Example competency 3.5 Demonstrate an understanding of your professional responsibility to the public interest.

As part of an initiative on professionalism training in house I was asked to review my employer’s policy on whistleblowing. I researched the whistleblowing guidelines on the IFoA website, together with the relevant parts of the Actuaries’ Code. This enabled me to produce a concise guideline for our staff to follow.

The key benefit from this exercise is that my employer and colleagues now have a clear procedure to follow if they have any concerns about non-compliance. The policy document has clarified the difference between ‘speaking up’ and ‘whistleblowing’ which should encourage challenges and open communication at early stages to prevent risks of non-compliance in the future.

The key factors of success from this exercise are that I now have a greater understanding of the IFoA’s professional guidance and that I feel more confident to challenge my colleagues in the future if I have any concerns.

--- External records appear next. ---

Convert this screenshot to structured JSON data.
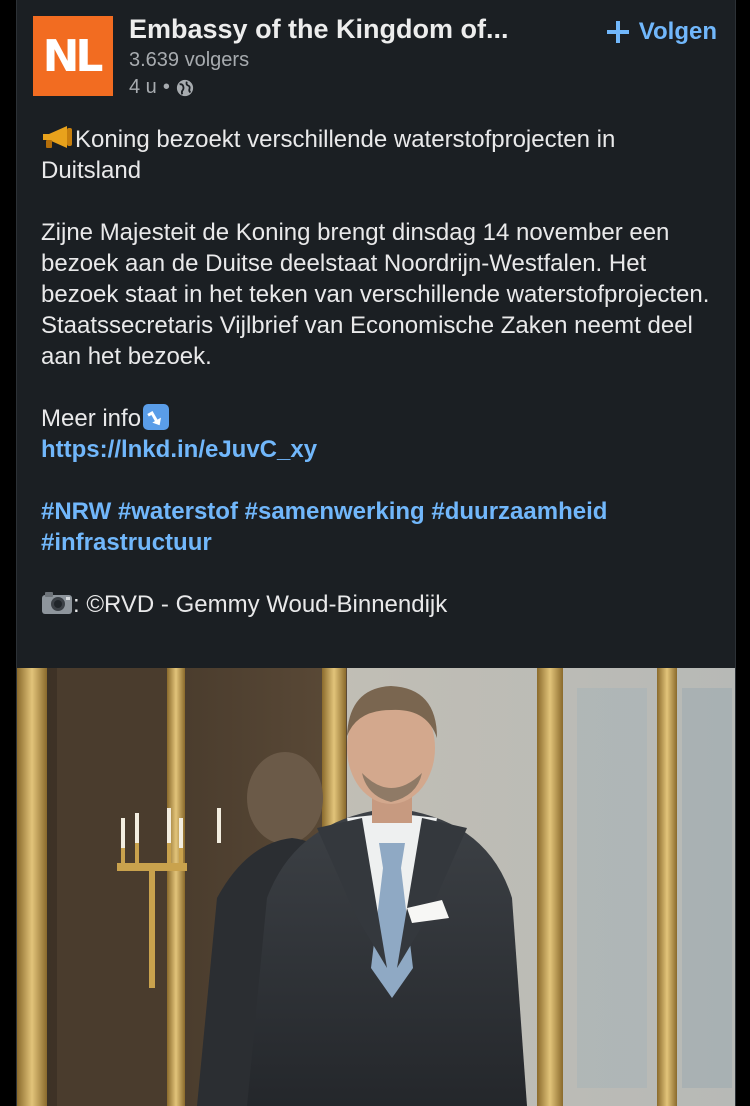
{
  "post": {
    "org_name": "Embassy of the Kingdom of...",
    "logo_text": "NL",
    "followers": "3.639 volgers",
    "time": "4 u",
    "separator": "•",
    "follow_label": "Volgen",
    "headline": "Koning bezoekt verschillende waterstofprojecten in Duitsland",
    "paragraph": "Zijne Majesteit de Koning brengt dinsdag 14 november een bezoek aan de Duitse deelstaat Noordrijn-Westfalen. Het bezoek staat in het teken van verschillende waterstofprojecten. Staatssecretaris Vijlbrief van Economische Zaken neemt deel aan het bezoek.",
    "more_info": "Meer info",
    "link": "https://lnkd.in/eJuvC_xy",
    "hashtags": [
      "#NRW",
      "#waterstof",
      "#samenwerking",
      "#duurzaamheid",
      "#infrastructuur"
    ],
    "photo_credit": ": ©RVD - Gemmy Woud-Binnendijk"
  },
  "icons": {
    "headline_emoji": "megaphone-icon",
    "more_info_emoji": "arrow-down-right-icon",
    "credit_emoji": "camera-icon",
    "visibility": "globe-icon",
    "follow": "plus-icon"
  },
  "colors": {
    "background": "#000000",
    "card": "#1b1f23",
    "accent_link": "#71b7fb",
    "brand_orange": "#f26c21",
    "secondary_text": "#a7abaf"
  }
}
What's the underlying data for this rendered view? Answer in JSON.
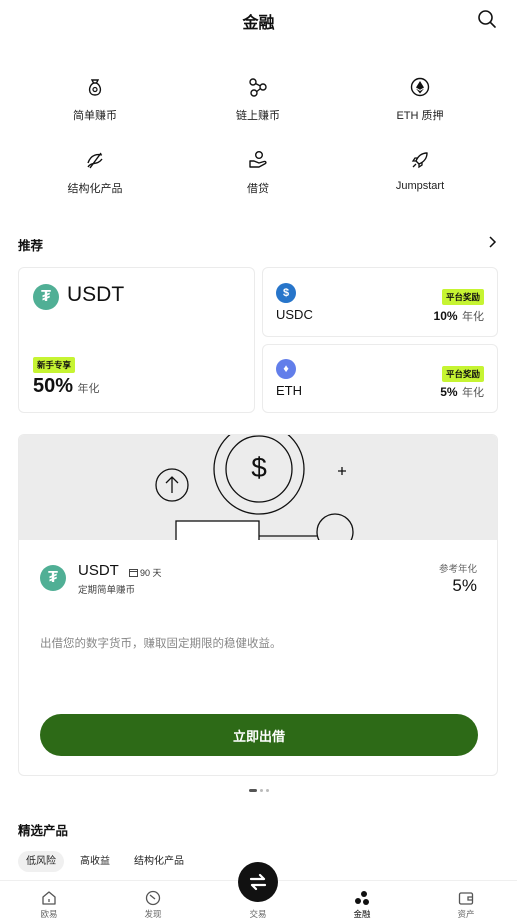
{
  "header": {
    "title": "金融",
    "search_icon": "search-icon"
  },
  "quick_actions": [
    {
      "label": "简单赚币",
      "icon": "money-bag-icon"
    },
    {
      "label": "链上赚币",
      "icon": "chain-nodes-icon"
    },
    {
      "label": "ETH 质押",
      "icon": "eth-stake-icon"
    },
    {
      "label": "结构化产品",
      "icon": "structured-product-icon"
    },
    {
      "label": "借贷",
      "icon": "loan-hand-icon"
    },
    {
      "label": "Jumpstart",
      "icon": "rocket-icon"
    }
  ],
  "recommend": {
    "title": "推荐",
    "main_card": {
      "coin": "USDT",
      "badge": "新手专享",
      "rate": "50%",
      "unit": "年化"
    },
    "side_cards": [
      {
        "coin": "USDC",
        "badge": "平台奖励",
        "rate": "10%",
        "unit": "年化"
      },
      {
        "coin": "ETH",
        "badge": "平台奖励",
        "rate": "5%",
        "unit": "年化"
      }
    ]
  },
  "carousel": {
    "coin": "USDT",
    "term": "90 天",
    "subtitle": "定期简单赚币",
    "ref_label": "参考年化",
    "rate": "5%",
    "description": "出借您的数字货币，赚取固定期限的稳健收益。",
    "cta": "立即出借",
    "dollar_symbol": "$",
    "plus_symbol": "+"
  },
  "featured": {
    "title": "精选产品",
    "filters": [
      "低风险",
      "高收益",
      "结构化产品"
    ],
    "active_filter": 0
  },
  "tabbar": {
    "tabs": [
      {
        "label": "欧易",
        "icon": "home-icon"
      },
      {
        "label": "发现",
        "icon": "discover-icon"
      },
      {
        "label": "交易",
        "icon": "trade-swap-icon"
      },
      {
        "label": "金融",
        "icon": "finance-dots-icon"
      },
      {
        "label": "资产",
        "icon": "wallet-icon"
      }
    ],
    "active": 3
  },
  "colors": {
    "accent_green": "#2d6a17",
    "badge_lime": "#c6f432",
    "tether": "#50af95",
    "usdc": "#2775ca",
    "eth": "#627eea"
  }
}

Problem Solving and Decision Making

Example competency 2.4 Analyse and Validate the results from a model

In undertaking this exercise, I gained better understanding of how scenario modelling and stress tests can impact on the results of a capital modelling exercise. In particular I gained an understanding of the correlation between the different factors affected by each event, for example how a market crash can impact bonus rates as well as lapse and new business rates.

My supervisor took professional responsibility for this task. But after undertaking this exercise I have built on previous experience and now feel comfortable in performing this task with less supervision in the future.

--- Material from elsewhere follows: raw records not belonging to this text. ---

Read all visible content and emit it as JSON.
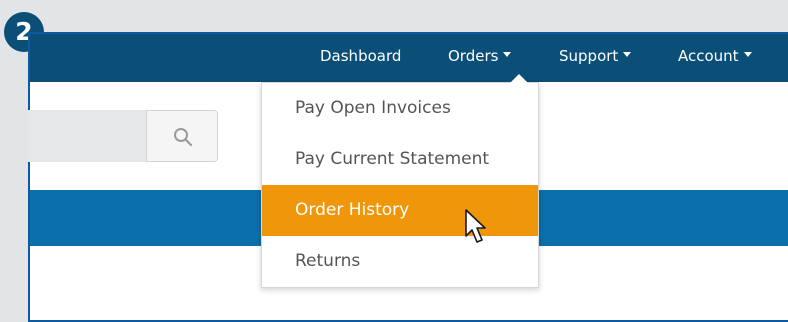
{
  "step_badge": "2",
  "navbar": {
    "dashboard": "Dashboard",
    "orders": "Orders",
    "support": "Support",
    "account": "Account"
  },
  "search": {
    "placeholder": "",
    "icon": "search-icon"
  },
  "orders_menu": {
    "items": [
      {
        "label": "Pay Open Invoices",
        "active": false
      },
      {
        "label": "Pay Current Statement",
        "active": false
      },
      {
        "label": "Order History",
        "active": true
      },
      {
        "label": "Returns",
        "active": false
      }
    ]
  },
  "colors": {
    "navbar": "#0b4f78",
    "band": "#0b6fab",
    "highlight": "#f0960a",
    "frame_border": "#0c5aa2",
    "background": "#e3e4e6"
  }
}
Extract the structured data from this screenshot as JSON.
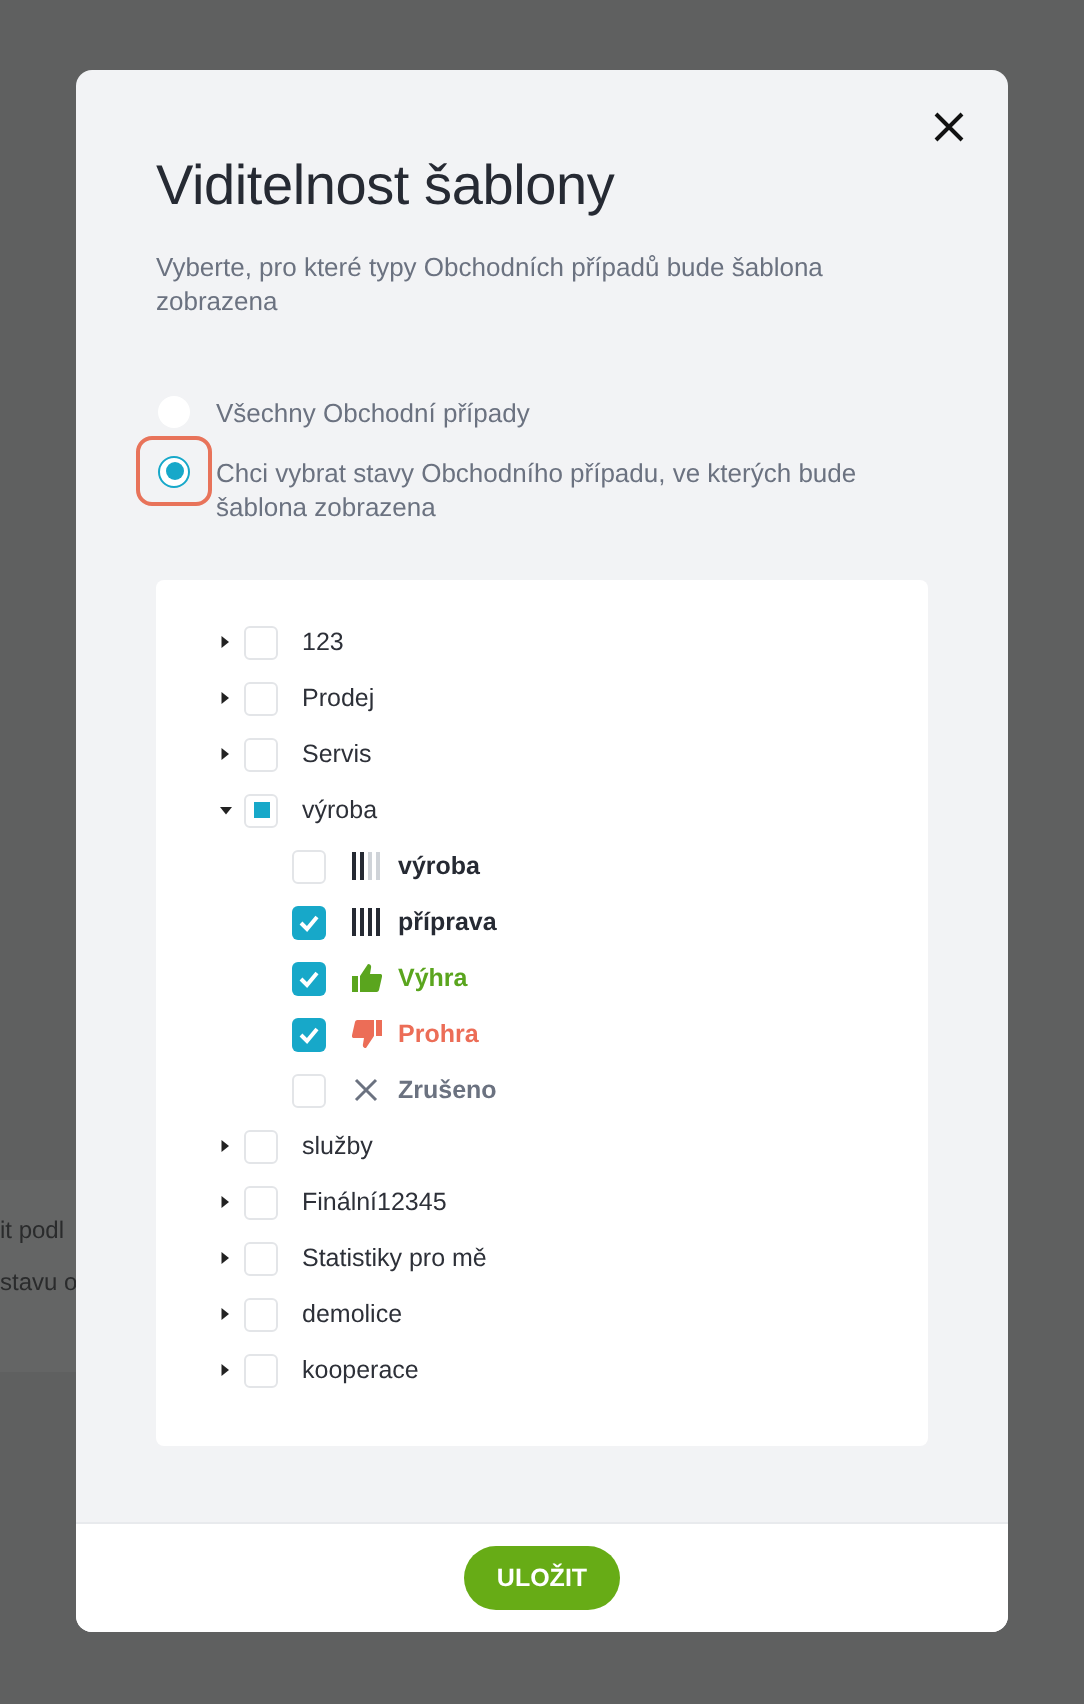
{
  "background": {
    "texts": [
      "it podl",
      "stavu o"
    ]
  },
  "dialog": {
    "title": "Viditelnost šablony",
    "description": "Vyberte, pro které typy Obchodních případů bude šablona zobrazena",
    "options": [
      {
        "label": "Všechny Obchodní případy",
        "selected": false
      },
      {
        "label": "Chci vybrat stavy Obchodního případu, ve kterých bude šablona zobrazena",
        "selected": true
      }
    ],
    "tree": [
      {
        "label": "123",
        "expanded": false,
        "checked": false,
        "partial": false
      },
      {
        "label": "Prodej",
        "expanded": false,
        "checked": false,
        "partial": false
      },
      {
        "label": "Servis",
        "expanded": false,
        "checked": false,
        "partial": false
      },
      {
        "label": "výroba",
        "expanded": true,
        "checked": false,
        "partial": true,
        "children": [
          {
            "label": "výroba",
            "kind": "stage",
            "level": 0.5,
            "checked": false
          },
          {
            "label": "příprava",
            "kind": "stage",
            "level": 1,
            "checked": true
          },
          {
            "label": "Výhra",
            "kind": "win",
            "checked": true
          },
          {
            "label": "Prohra",
            "kind": "loss",
            "checked": true
          },
          {
            "label": "Zrušeno",
            "kind": "cancelled",
            "checked": false
          }
        ]
      },
      {
        "label": "služby",
        "expanded": false,
        "checked": false,
        "partial": false
      },
      {
        "label": "Finální12345",
        "expanded": false,
        "checked": false,
        "partial": false
      },
      {
        "label": "Statistiky pro mě",
        "expanded": false,
        "checked": false,
        "partial": false
      },
      {
        "label": "demolice",
        "expanded": false,
        "checked": false,
        "partial": false
      },
      {
        "label": "kooperace",
        "expanded": false,
        "checked": false,
        "partial": false
      }
    ],
    "save_button": "ULOŽIT"
  }
}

4) Date the activity was undertaken

You need to add a date to your PPD activity stating when you undertook that activity. If you completed the task or project over a period of time, pick an appropriate date with that time range. Remember: You cannot back-date your PPD once your annual deadline has passed.

5) Have you discussed your PPD logs with your supervisor?

It is important that you discuss your development with your supervisor or line manager. Whilst the IFoA does not require documented evidence of that discussion, there is a Tickbox you must complete to demonstrate that this has taken place. If your log is selected for audit, then the IFoA will contact your supervisor for confirmation.

You can still submit the log if you have not yet discussed it with your supervisor, provided you complete the Tickbox at a later date once you have had that discussion. However, once your PPD year comes to an end, any logs where the Tickbox remains empty will be invalid and will not count towards your PPD.

6) Formal Learning

You must complete at least two hours of formal learning activities each year. These activities should be relevant to your work or role and address a development need.

Some examples of activities which may or may not be acceptable are shown below. Please note that these lists are not exhaustive and are guidelines only.

Examples of what might be acceptable may include:

  • Digital online learning of a technical topic relevant to your work
  • Soft skills training such as time management or professional skills
  • Specific IT training on software directly relevant to your role
  • Attendance at an event, such as one run by the IFoA
  • Attendance at an event run by your own organisation

Examples of what might not be acceptable include:

  • Internal training on facilities matters such as fire safety
  • Generic IT training such as operating telephones
  • General reading of articles, magazines etc.
  • Informal discussions with colleagues

It is your responsibility to ensure that the activity you record fulfils the criteria and provide sufficient evidence in your record. Please note that any activities you have recorded as part of your CPD log cannot count towards your formal learning hours.